JAMA. 1902;XXXVIII(3):180. doi:10.1001/jama.1902.02480030038008

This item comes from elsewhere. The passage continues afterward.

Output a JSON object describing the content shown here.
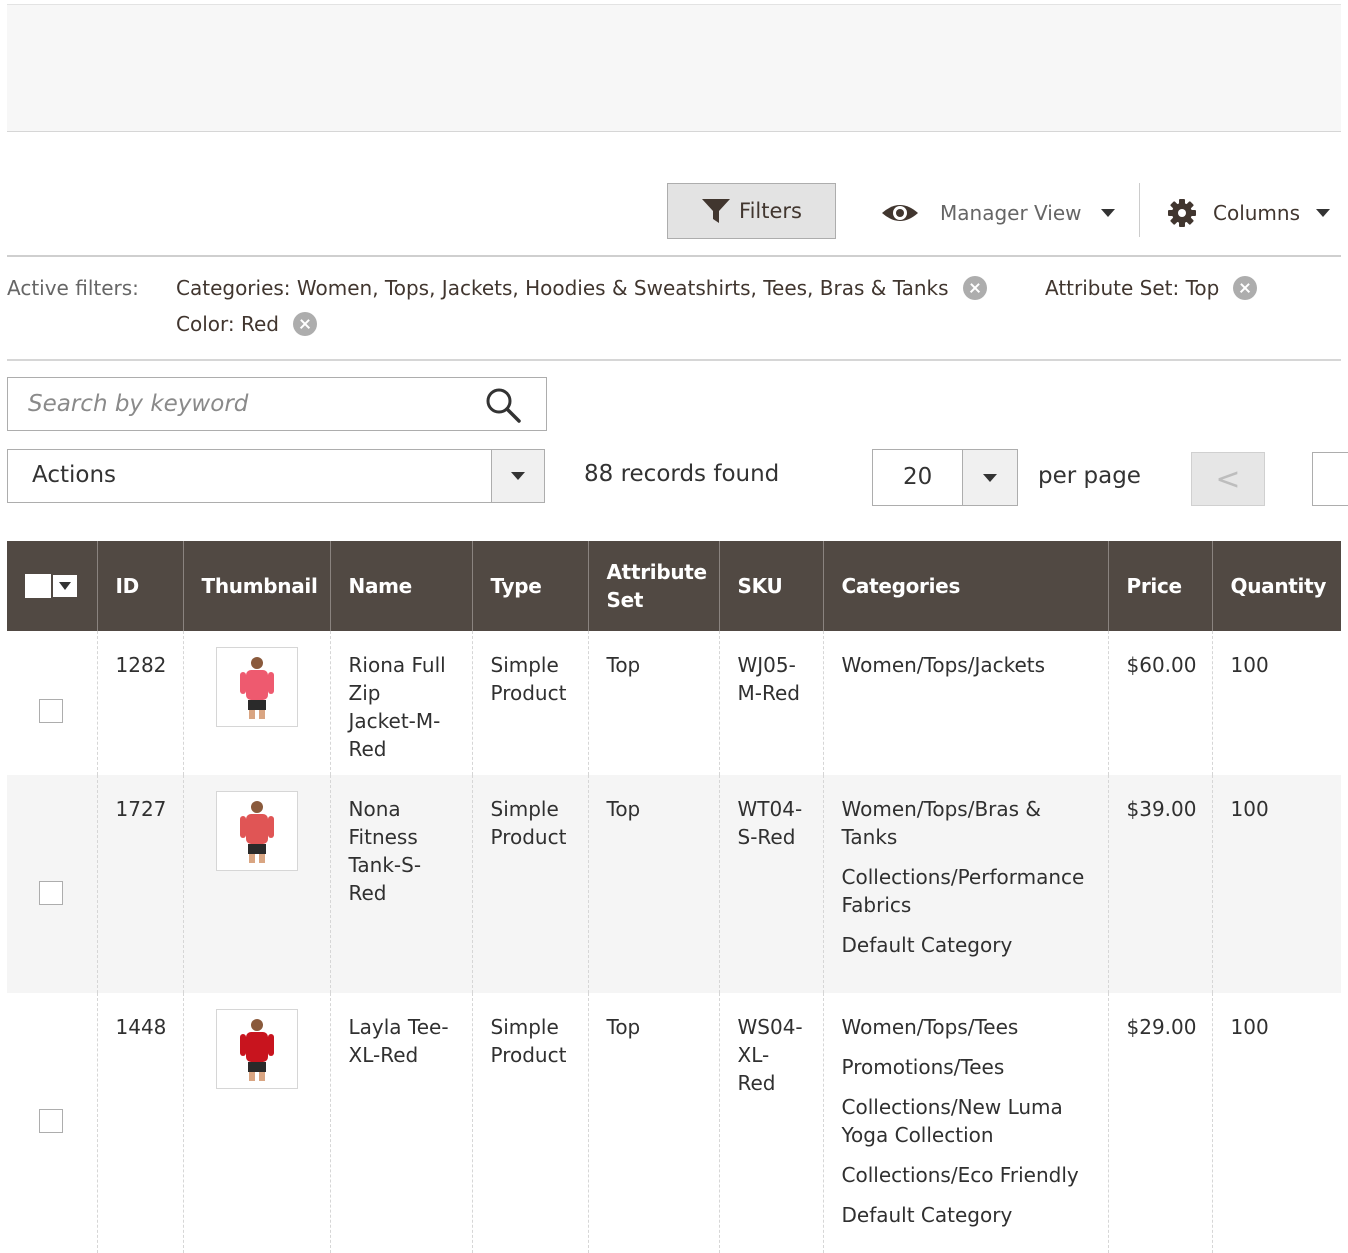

One of Pasteur's principles was never to state or publish as a definite scientific fact any proposition not absolutely proven. Such a principle is worthy of adoption by all, but especially by those who assume to be, or are recognized as, authorities on some particular subject. In his address before the London Congress on Tuberculosis, Prof. Koch took exactly opposite views as regards transmissibility of bovine tuberculosis to man from what he was supposed to have held previously. This supposition he claimed was not true and said: "Even in my first circumstantial publication on the etiology of tuberculosis I expressed myself regarding the identity of human tuberculosis and bovine tuberculosis with reserve. Proved facts, which would have enabled me to sharply distinguish these two forms of the disease, were not then at my disposal, but sure proofs of their absolute identity were equally undiscoverable, and I therefore had to leave